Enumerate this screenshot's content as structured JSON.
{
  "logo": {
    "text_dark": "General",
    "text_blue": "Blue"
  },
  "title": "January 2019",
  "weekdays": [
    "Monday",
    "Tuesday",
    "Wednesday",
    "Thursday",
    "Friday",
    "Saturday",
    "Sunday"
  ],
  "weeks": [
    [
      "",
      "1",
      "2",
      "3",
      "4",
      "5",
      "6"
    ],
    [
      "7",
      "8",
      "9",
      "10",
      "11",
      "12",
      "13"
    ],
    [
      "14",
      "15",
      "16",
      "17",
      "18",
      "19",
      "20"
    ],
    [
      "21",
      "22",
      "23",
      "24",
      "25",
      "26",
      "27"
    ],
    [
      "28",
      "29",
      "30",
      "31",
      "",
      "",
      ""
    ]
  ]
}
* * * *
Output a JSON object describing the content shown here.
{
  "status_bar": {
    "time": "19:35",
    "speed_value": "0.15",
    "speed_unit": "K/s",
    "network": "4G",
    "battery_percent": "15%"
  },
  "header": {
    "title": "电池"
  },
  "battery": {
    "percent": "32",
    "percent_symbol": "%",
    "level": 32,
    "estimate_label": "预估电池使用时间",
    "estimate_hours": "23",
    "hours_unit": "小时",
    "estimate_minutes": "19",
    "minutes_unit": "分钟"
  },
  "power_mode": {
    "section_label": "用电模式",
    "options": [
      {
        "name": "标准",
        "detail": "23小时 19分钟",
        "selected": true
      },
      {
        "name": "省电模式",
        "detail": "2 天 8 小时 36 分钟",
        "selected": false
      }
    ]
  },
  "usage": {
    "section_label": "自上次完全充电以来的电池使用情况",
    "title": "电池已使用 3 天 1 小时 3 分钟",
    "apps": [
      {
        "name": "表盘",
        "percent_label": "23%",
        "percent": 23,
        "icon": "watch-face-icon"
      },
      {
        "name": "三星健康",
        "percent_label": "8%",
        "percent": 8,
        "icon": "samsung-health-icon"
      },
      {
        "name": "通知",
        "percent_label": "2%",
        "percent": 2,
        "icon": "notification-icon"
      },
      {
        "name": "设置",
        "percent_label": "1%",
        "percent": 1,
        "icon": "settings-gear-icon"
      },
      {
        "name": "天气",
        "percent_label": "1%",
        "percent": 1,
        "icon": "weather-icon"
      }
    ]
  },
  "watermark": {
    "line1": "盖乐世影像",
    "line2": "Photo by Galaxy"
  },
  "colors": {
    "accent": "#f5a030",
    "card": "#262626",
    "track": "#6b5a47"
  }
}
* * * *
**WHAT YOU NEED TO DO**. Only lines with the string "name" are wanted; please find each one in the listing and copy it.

**REPLY**.
        "name": "标准",
        "name": "省电模式",
        "name": "表盘",
        "name": "三星健康",
        "name": "通知",
        "name": "设置",
        "name": "天气",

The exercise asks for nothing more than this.